◆ **Work order**:
Give the number of lines in the entries below that contain "true". Write nothing besides it.

(Page and application data records)
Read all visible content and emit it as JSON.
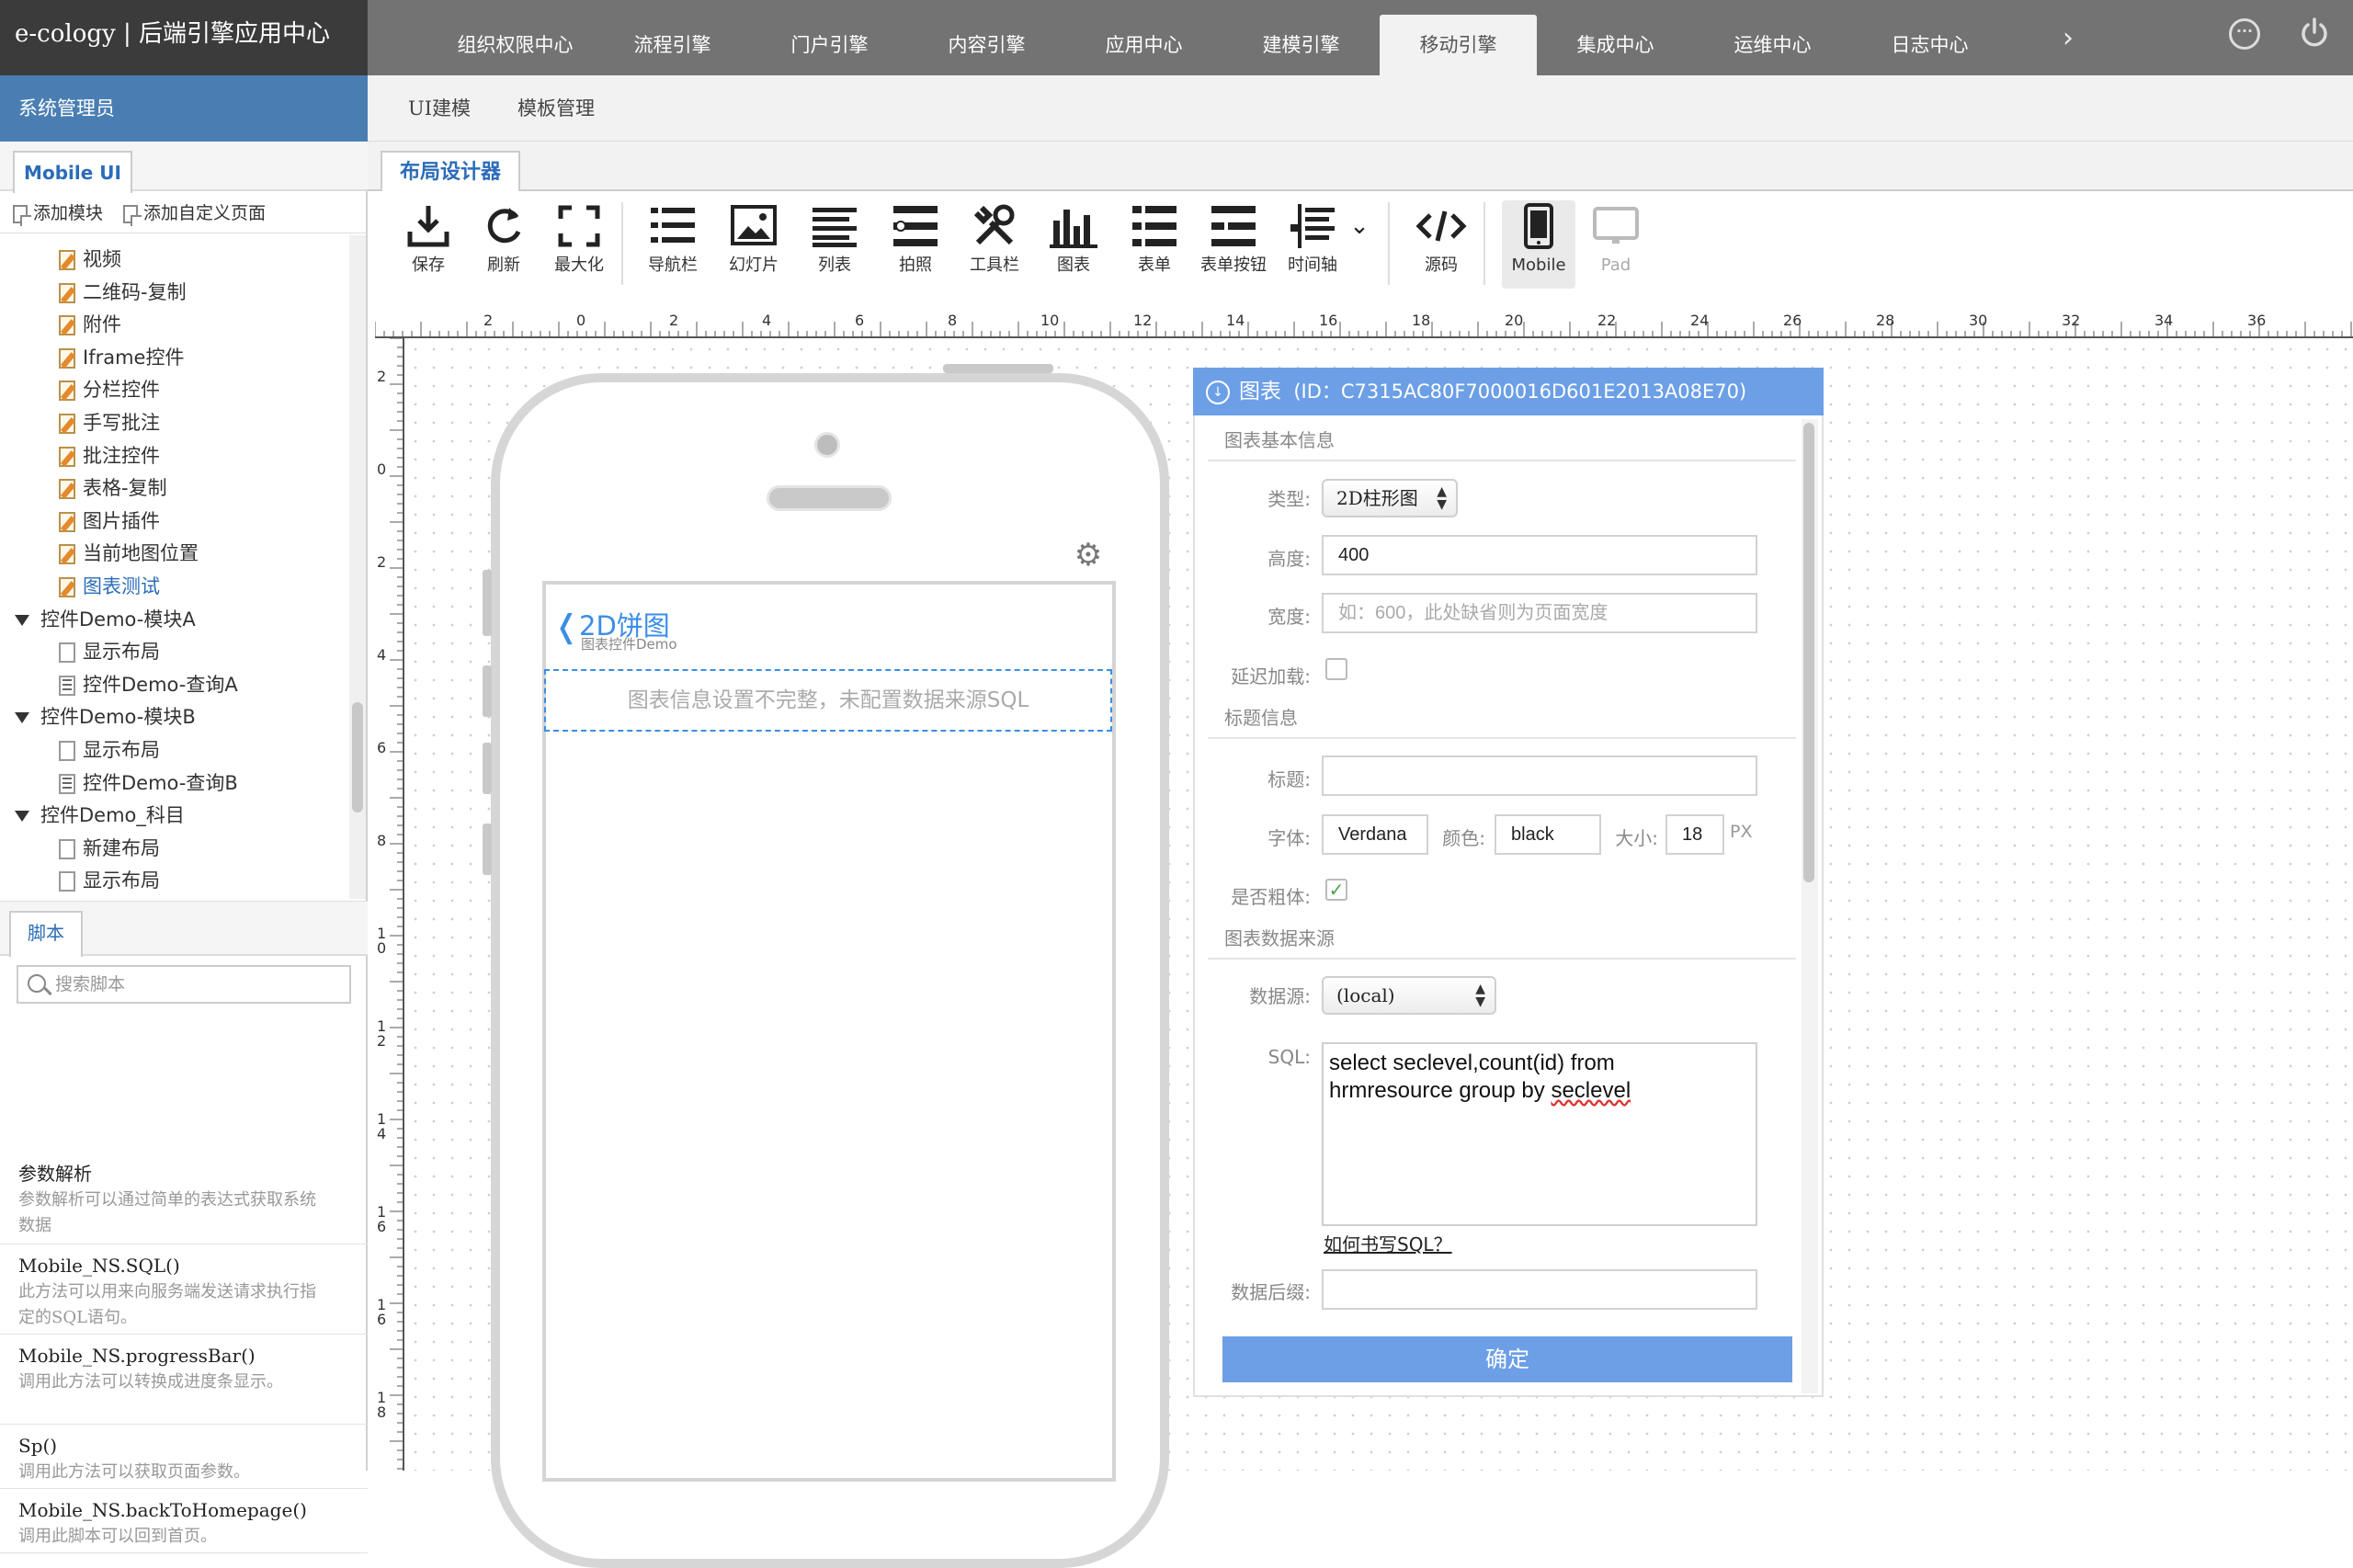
{
  "app": {
    "title": "e-cology | 后端引擎应用中心"
  },
  "topnav": {
    "tabs": [
      {
        "label": "组织权限中心"
      },
      {
        "label": "流程引擎"
      },
      {
        "label": "门户引擎"
      },
      {
        "label": "内容引擎"
      },
      {
        "label": "应用中心"
      },
      {
        "label": "建模引擎"
      },
      {
        "label": "移动引擎",
        "active": true
      },
      {
        "label": "集成中心"
      },
      {
        "label": "运维中心"
      },
      {
        "label": "日志中心"
      }
    ],
    "next_icon": "chevron-right-icon",
    "more_icon": "more-dots-icon",
    "power_icon": "power-icon"
  },
  "user": {
    "name": "系统管理员"
  },
  "subnav": {
    "items": [
      "UI建模",
      "模板管理"
    ]
  },
  "left": {
    "tab": "Mobile UI",
    "actions": {
      "add_module": "添加模块",
      "add_custom": "添加自定义页面"
    },
    "tree": [
      {
        "label": "视频",
        "icon": "edit-page-icon"
      },
      {
        "label": "二维码-复制",
        "icon": "edit-page-icon"
      },
      {
        "label": "附件",
        "icon": "edit-page-icon"
      },
      {
        "label": "Iframe控件",
        "icon": "edit-page-icon"
      },
      {
        "label": "分栏控件",
        "icon": "edit-page-icon"
      },
      {
        "label": "手写批注",
        "icon": "edit-page-icon"
      },
      {
        "label": "批注控件",
        "icon": "edit-page-icon"
      },
      {
        "label": "表格-复制",
        "icon": "edit-page-icon"
      },
      {
        "label": "图片插件",
        "icon": "edit-page-icon"
      },
      {
        "label": "当前地图位置",
        "icon": "edit-page-icon"
      },
      {
        "label": "图表测试",
        "icon": "edit-page-icon",
        "selected": true
      },
      {
        "label": "控件Demo-模块A",
        "icon": "expand-arrow-icon"
      },
      {
        "label": "显示布局",
        "icon": "page-icon"
      },
      {
        "label": "控件Demo-查询A",
        "icon": "list-page-icon"
      },
      {
        "label": "控件Demo-模块B",
        "icon": "expand-arrow-icon"
      },
      {
        "label": "显示布局",
        "icon": "page-icon"
      },
      {
        "label": "控件Demo-查询B",
        "icon": "list-page-icon"
      },
      {
        "label": "控件Demo_科目",
        "icon": "expand-arrow-icon"
      },
      {
        "label": "新建布局",
        "icon": "add-page-icon"
      },
      {
        "label": "显示布局",
        "icon": "page-icon"
      }
    ]
  },
  "scripts": {
    "tab": "脚本",
    "search_placeholder": "搜索脚本",
    "items": [
      {
        "title": "参数解析",
        "desc1": "参数解析可以通过简单的表达式获取系统",
        "desc2": "数据"
      },
      {
        "title": "Mobile_NS.SQL()",
        "desc1": "此方法可以用来向服务端发送请求执行指",
        "desc2": "定的SQL语句。"
      },
      {
        "title": "Mobile_NS.progressBar()",
        "desc1": "调用此方法可以转换成进度条显示。",
        "desc2": ""
      },
      {
        "title": "Sp()",
        "desc1": "调用此方法可以获取页面参数。",
        "desc2": ""
      },
      {
        "title": "Mobile_NS.backToHomepage()",
        "desc1": "调用此脚本可以回到首页。",
        "desc2": ""
      }
    ]
  },
  "designer": {
    "tab": "布局设计器",
    "tools": [
      {
        "label": "保存",
        "icon": "save-icon"
      },
      {
        "label": "刷新",
        "icon": "refresh-icon"
      },
      {
        "label": "最大化",
        "icon": "maximize-icon"
      },
      {
        "label": "导航栏",
        "icon": "navbar-icon"
      },
      {
        "label": "幻灯片",
        "icon": "slideshow-icon"
      },
      {
        "label": "列表",
        "icon": "list-icon"
      },
      {
        "label": "拍照",
        "icon": "camera-icon"
      },
      {
        "label": "工具栏",
        "icon": "tools-icon"
      },
      {
        "label": "图表",
        "icon": "chart-icon"
      },
      {
        "label": "表单",
        "icon": "form-icon"
      },
      {
        "label": "表单按钮",
        "icon": "form-button-icon"
      },
      {
        "label": "时间轴",
        "icon": "timeline-icon"
      },
      {
        "label": "源码",
        "icon": "code-icon"
      },
      {
        "label": "Mobile",
        "icon": "mobile-icon",
        "selected": true
      },
      {
        "label": "Pad",
        "icon": "pad-icon",
        "disabled": true
      }
    ]
  },
  "ruler": {
    "top": [
      "2",
      "0",
      "2",
      "4",
      "6",
      "8",
      "10",
      "12",
      "14",
      "16",
      "18",
      "20",
      "22",
      "24",
      "26",
      "28",
      "30",
      "32",
      "34",
      "36"
    ],
    "left": [
      "2",
      "0",
      "2",
      "4",
      "6",
      "8",
      "10",
      "12",
      "14",
      "16",
      "16",
      "18"
    ]
  },
  "phone": {
    "title": "2D饼图",
    "subtitle": "图表控件Demo",
    "message": "图表信息设置不完整，未配置数据来源SQL"
  },
  "panel": {
    "title": "图表",
    "id_text": "(ID：C7315AC80F7000016D601E2013A08E70)",
    "sections": {
      "basic": "图表基本信息",
      "title_info": "标题信息",
      "source": "图表数据来源"
    },
    "labels": {
      "type": "类型:",
      "height": "高度:",
      "width": "宽度:",
      "lazy": "延迟加载:",
      "title": "标题:",
      "font": "字体:",
      "color": "颜色:",
      "size": "大小:",
      "bold": "是否粗体:",
      "datasource": "数据源:",
      "sql": "SQL:",
      "suffix": "数据后缀:"
    },
    "values": {
      "type": "2D柱形图",
      "height": "400",
      "width_placeholder": "如：600，此处缺省则为页面宽度",
      "lazy_checked": false,
      "title": "",
      "font": "Verdana",
      "color": "black",
      "size": "18",
      "size_unit": "PX",
      "bold_checked": true,
      "datasource": "(local)",
      "sql_line1": "select seclevel,count(id) from",
      "sql_line2a": "hrmresource group by ",
      "sql_line2b": "seclevel",
      "suffix": ""
    },
    "sql_help": "如何书写SQL？",
    "confirm": "确定"
  }
}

◆ **Answer to this task**:
5